Hyoscine hydrobromide, also known as scopolamine or levo-duboisine, comes from the nightshade plant family and is often used for the treatment of motion sickness. Manufacturers may combine scopolamine with other medications or produce a derivative of the drug. These medications are frequently prescribed for respiratory symptoms or gastrointestinal disorders. Historically, individuals have used hyoscine hydrobromide for criminal and recreational purposes and well as for medical reasons.
The Datura or jimson weed plants produce the belladonna alkaloid used to formulate hyoscine hydrobromide. Also referred to as a tropane alkaloid drug, scopolamine acts by binding to the muscarinic acetylcholine receptors of the central nervous system and smooth muscle. This action inhibits the transmission of acetylcholine, producing an anticholinergic effect. It is thought that the muscarinic antagonist also affects these receptors in the vestibular area of the inner ear, thus inhibiting signals that produce nausea and vomiting.

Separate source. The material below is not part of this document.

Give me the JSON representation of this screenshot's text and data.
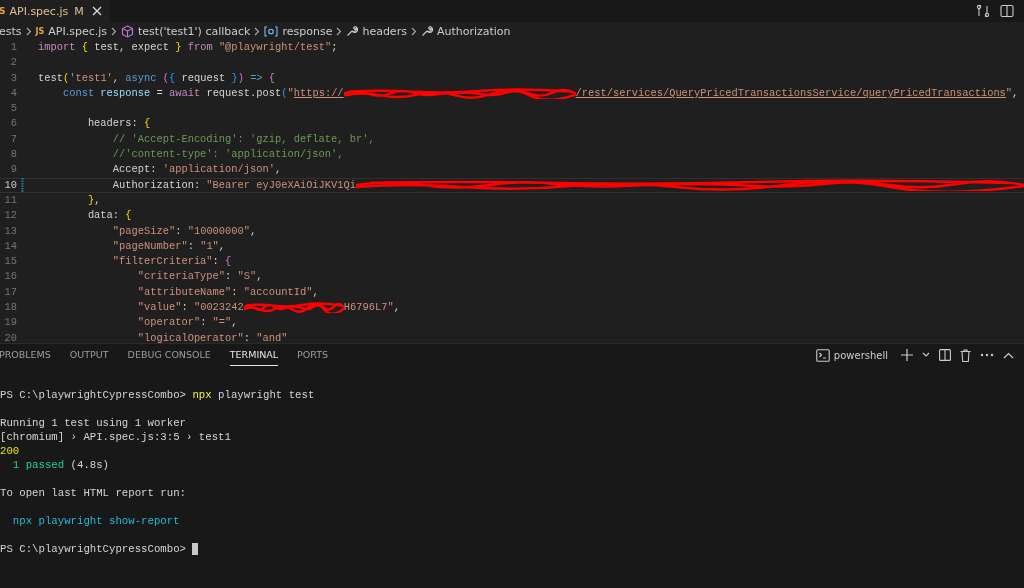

The anticholinergic properties of hyoscine hydrobromide often produce side effects that include drowsiness and decreased motor function, which may cause a lack of physical coordination. By relaxing the smooth muscles, the medication decreases excretory gland function, inhibiting gastric secretions, perspiration, and salivation. Urinary retention is also a common side effect. Scopolamine usually causes pupil dilation, which may lead to blurred vision, and some individuals may experience an increase in heart rate as well.
Physicians might administer hyoscine hydrobromide prior to anesthesia and surgery in the form of a transdermal patch applied behind the ear. The medication generally eliminates post-operative nausea. Some physicians prescribe methscopolamine bromide in tablet form as part of an ulcer treatment regimen. In some countries, scopolamine is used to reduce the painful muscle spasms associated with colic or irritable bowel syndrome. Scopolamine combined with chlorpheniramine maleate and phenylephrine dries secretions and relieves the nasal congestion that accompany allergies and colds.
During the early part of the 20th century, physicians used hyoscine hydrobromide and morphine prior to childbirth and surgery, as the medication reportedly produced amnesia. This adverse reaction allegedly makes the drug popular with the criminal element in some countries. Persons under the influence of the drug are reported to behave submissively, while having no memory of events. Scopolamine is also said to be one of the drugs used to induce zombie like states in Haitian culture.
In sufficient quantities, hyoscine hydrobromide may produce euphoria or hallucinations. These symptoms entice some to abuse it in conjunction with opioids. History also reports that certain occult practitioners used the plant in topical “flying ointments” and potions for its hallucinogenic properties.